No, I’m not tired. But thanks, I guess?
What am I supposed to say to this? “I make an effort to get enough sleep each night, so no, actually, I’m really not.”
For some reason, people do not hesitate to tell me when they think I look tired. And I know what you’re thinking. You’re probably a sweet person giving these folks the benefit of the doubt, saying, “Oh, but maybe they just are concerned about you,” or, “Maybe you actually do look tired.” But, NO! This is NOT the case. This does not happen as an excuse to hand me a fresh latte, nor is it followed by an “are you OK?” to feign interest in my life or start a conversation. It’s in passing. It’s in the hallway at work. It’s a statement. An observation.
Can someone please tell me what good comes from telling another person that he/she looks tired?

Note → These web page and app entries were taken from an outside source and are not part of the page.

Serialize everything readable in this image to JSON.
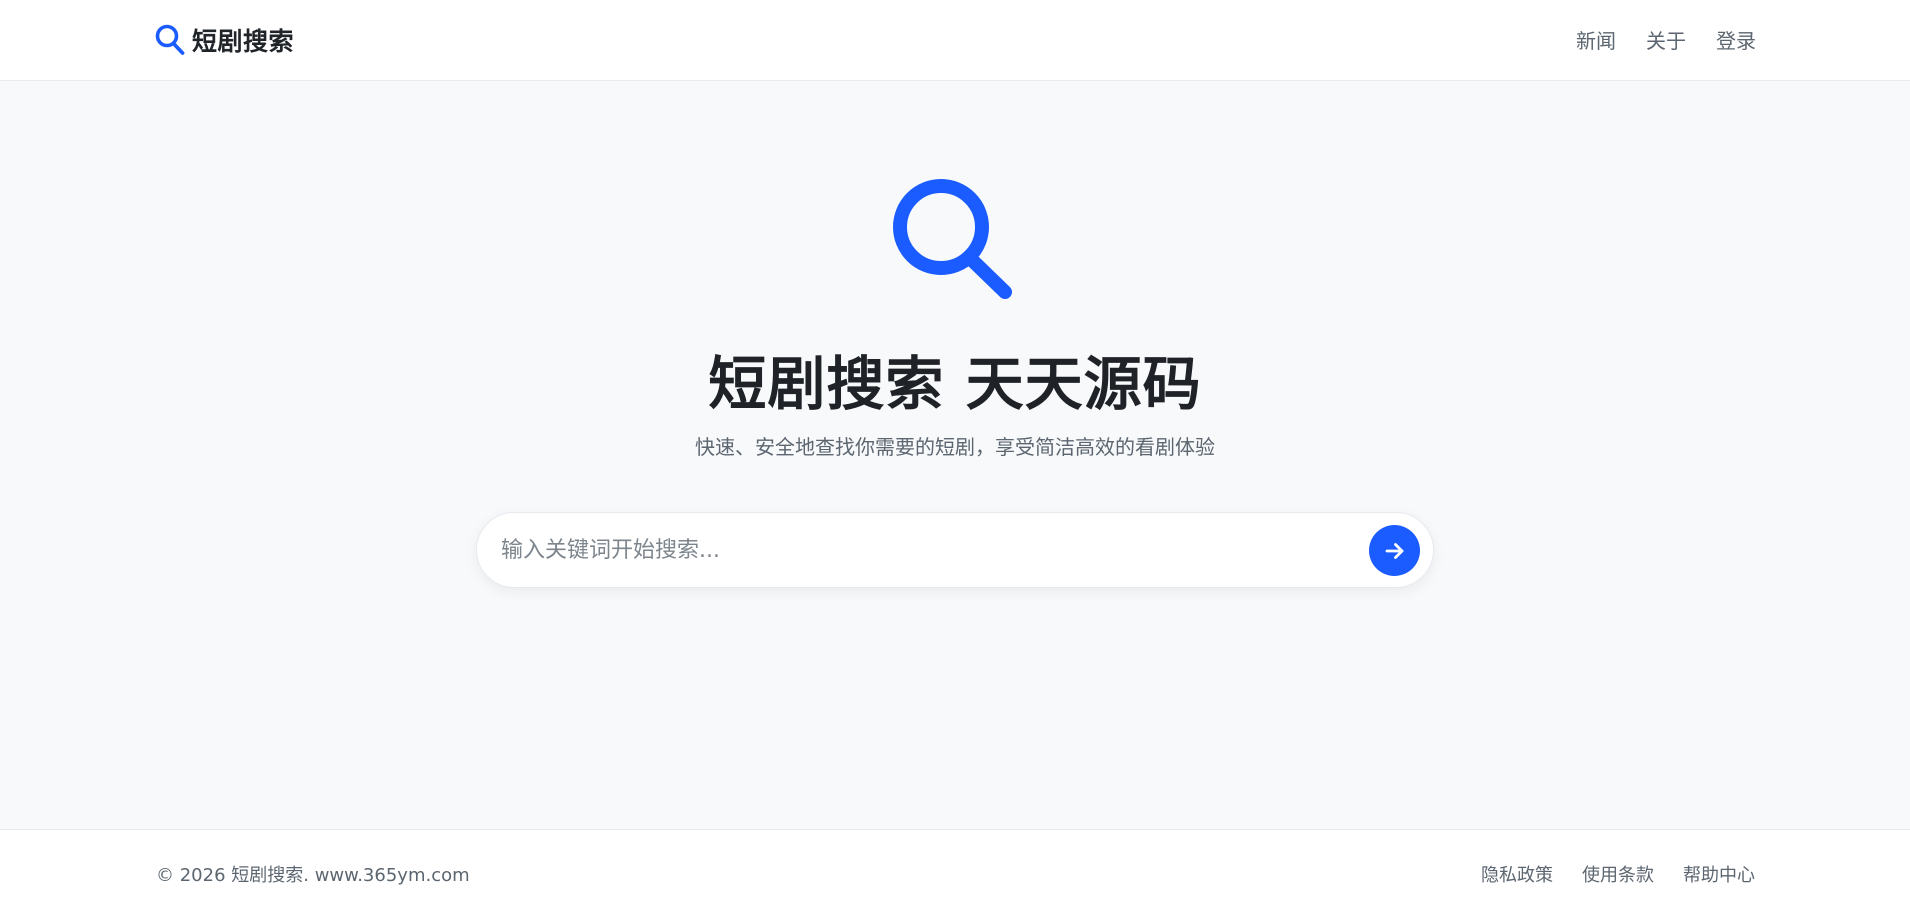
{
  "colors": {
    "accent": "#1a5cff",
    "page_background": "#f8f9fb",
    "header_background": "#ffffff",
    "title_text": "#1f2328",
    "muted_text": "#5c6670"
  },
  "header": {
    "brand_icon": "search-icon",
    "brand_name": "短剧搜索",
    "nav": [
      "新闻",
      "关于",
      "登录"
    ]
  },
  "hero": {
    "icon": "search-icon",
    "title": "短剧搜索 天天源码",
    "subtitle": "快速、安全地查找你需要的短剧，享受简洁高效的看剧体验"
  },
  "search": {
    "placeholder": "输入关键词开始搜索...",
    "value": "",
    "submit_icon": "arrow-right-icon"
  },
  "footer": {
    "copyright": "© 2026 短剧搜索. www.365ym.com",
    "links": [
      "隐私政策",
      "使用条款",
      "帮助中心"
    ]
  }
}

I am typically told I look tired when I am not wearing any make up. I do not believe this is a coincidence. (I also do not believe it to be a coincidence that the only people who observe my “tiredness” do not wear makeup themselves.) You see, this is not the first time this has happened to me. It’s pretty much guaranteed: if I do not have on eye liner or mascara, people confuse it for exhaustion.
Is it my fault? Should I expose the world to my 36-year-old, melasma-splotched, sun-damaged, acne-scarred face more often? Am I “false-advertising?” Is makeup the pushup bra for the face? Will I find a meme of myself on the internet, with and without makeup, blamed for some poor soul’s trust issues? Or, are the people who say “you look tired” the same type of people who tell you to smile for no apparent reason other than they would prefer to see you looking more pleasant?
I know this is a silly gripe. There are definitely worse things going on in the world, but hearing this when I’m feeling peppy really deflates my balloon! So, please, stop telling me I look tired—unless I just yawned, and in that case, send caffeine!